*** Begin section ***
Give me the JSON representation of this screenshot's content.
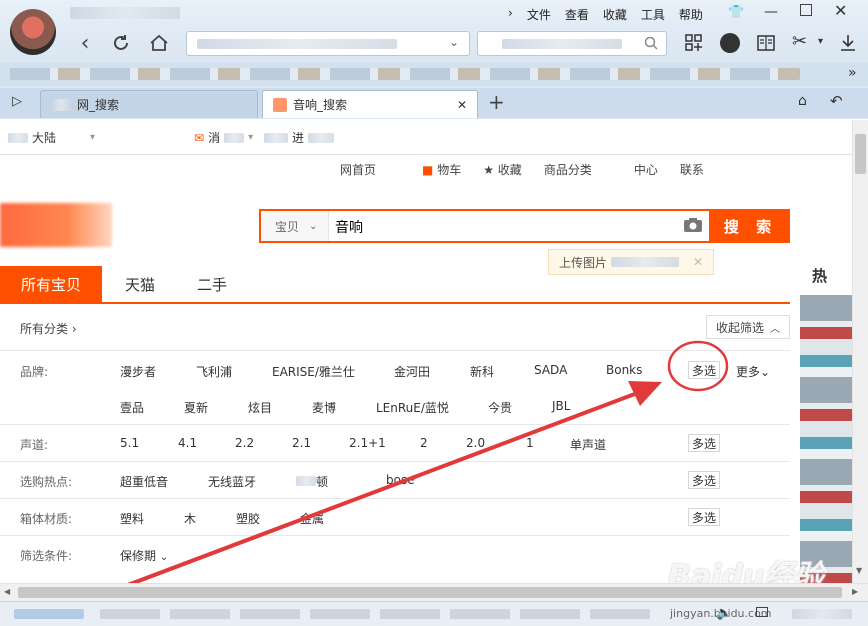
{
  "browser": {
    "menu": [
      "文件",
      "查看",
      "收藏",
      "工具",
      "帮助"
    ],
    "tabs": [
      {
        "label": "网_搜索"
      },
      {
        "label": "音响_搜索"
      }
    ],
    "favorites": [
      {
        "label": "大陆"
      },
      {
        "label": "消"
      },
      {
        "label": "进"
      }
    ]
  },
  "site": {
    "top_nav": [
      "网首页",
      "物车",
      "收藏",
      "商品分类",
      "中心",
      "联系"
    ],
    "search": {
      "category": "宝贝",
      "query": "音响",
      "button": "搜 索",
      "tip": "上传图片"
    },
    "tabs": [
      {
        "label": "所有宝贝",
        "active": true
      },
      {
        "label": "天猫",
        "active": false
      },
      {
        "label": "二手",
        "active": false
      }
    ],
    "breadcrumb": "所有分类",
    "collapse_filter": "收起筛选",
    "right_panel_title": "热",
    "filters": {
      "brand": {
        "label": "品牌:",
        "row1": [
          "漫步者",
          "飞利浦",
          "EARISE/雅兰仕",
          "金河田",
          "新科",
          "SADA",
          "Bonks"
        ],
        "row2": [
          "壹品",
          "夏新",
          "炫目",
          "麦博",
          "LEnRuE/蓝悦",
          "今贵",
          "JBL"
        ],
        "multi": "多选",
        "more": "更多"
      },
      "channel": {
        "label": "声道:",
        "items": [
          "5.1",
          "4.1",
          "2.2",
          "2.1",
          "2.1+1",
          "2",
          "2.0",
          "1",
          "单声道"
        ],
        "multi": "多选"
      },
      "hot": {
        "label": "选购热点:",
        "items": [
          "超重低音",
          "无线蓝牙",
          "顿",
          "bose"
        ],
        "multi": "多选"
      },
      "material": {
        "label": "箱体材质:",
        "items": [
          "塑料",
          "木",
          "塑胶",
          "金属"
        ],
        "multi": "多选"
      },
      "conditions": {
        "label": "筛选条件:",
        "items": [
          "保修期"
        ]
      }
    }
  },
  "watermark": {
    "brand": "Baidu经验",
    "url": "jingyan.baidu.com"
  },
  "colors": {
    "accent": "#ff5000",
    "annotation": "#e03a3a",
    "chrome": "#dbe7f3"
  }
}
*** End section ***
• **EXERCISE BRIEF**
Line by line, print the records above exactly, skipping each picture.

• **REPLY TO THE EXERCISE**
Give me the JSON representation of this screenshot's content.
{
  "browser": {
    "menu": [
      "文件",
      "查看",
      "收藏",
      "工具",
      "帮助"
    ],
    "tabs": [
      {
        "label": "网_搜索"
      },
      {
        "label": "音响_搜索"
      }
    ],
    "favorites": [
      {
        "label": "大陆"
      },
      {
        "label": "消"
      },
      {
        "label": "进"
      }
    ]
  },
  "site": {
    "top_nav": [
      "网首页",
      "物车",
      "收藏",
      "商品分类",
      "中心",
      "联系"
    ],
    "search": {
      "category": "宝贝",
      "query": "音响",
      "button": "搜 索",
      "tip": "上传图片"
    },
    "tabs": [
      {
        "label": "所有宝贝",
        "active": true
      },
      {
        "label": "天猫",
        "active": false
      },
      {
        "label": "二手",
        "active": false
      }
    ],
    "breadcrumb": "所有分类",
    "collapse_filter": "收起筛选",
    "right_panel_title": "热",
    "filters": {
      "brand": {
        "label": "品牌:",
        "row1": [
          "漫步者",
          "飞利浦",
          "EARISE/雅兰仕",
          "金河田",
          "新科",
          "SADA",
          "Bonks"
        ],
        "row2": [
          "壹品",
          "夏新",
          "炫目",
          "麦博",
          "LEnRuE/蓝悦",
          "今贵",
          "JBL"
        ],
        "multi": "多选",
        "more": "更多"
      },
      "channel": {
        "label": "声道:",
        "items": [
          "5.1",
          "4.1",
          "2.2",
          "2.1",
          "2.1+1",
          "2",
          "2.0",
          "1",
          "单声道"
        ],
        "multi": "多选"
      },
      "hot": {
        "label": "选购热点:",
        "items": [
          "超重低音",
          "无线蓝牙",
          "顿",
          "bose"
        ],
        "multi": "多选"
      },
      "material": {
        "label": "箱体材质:",
        "items": [
          "塑料",
          "木",
          "塑胶",
          "金属"
        ],
        "multi": "多选"
      },
      "conditions": {
        "label": "筛选条件:",
        "items": [
          "保修期"
        ]
      }
    }
  },
  "watermark": {
    "brand": "Baidu经验",
    "url": "jingyan.baidu.com"
  },
  "colors": {
    "accent": "#ff5000",
    "annotation": "#e03a3a",
    "chrome": "#dbe7f3"
  }
}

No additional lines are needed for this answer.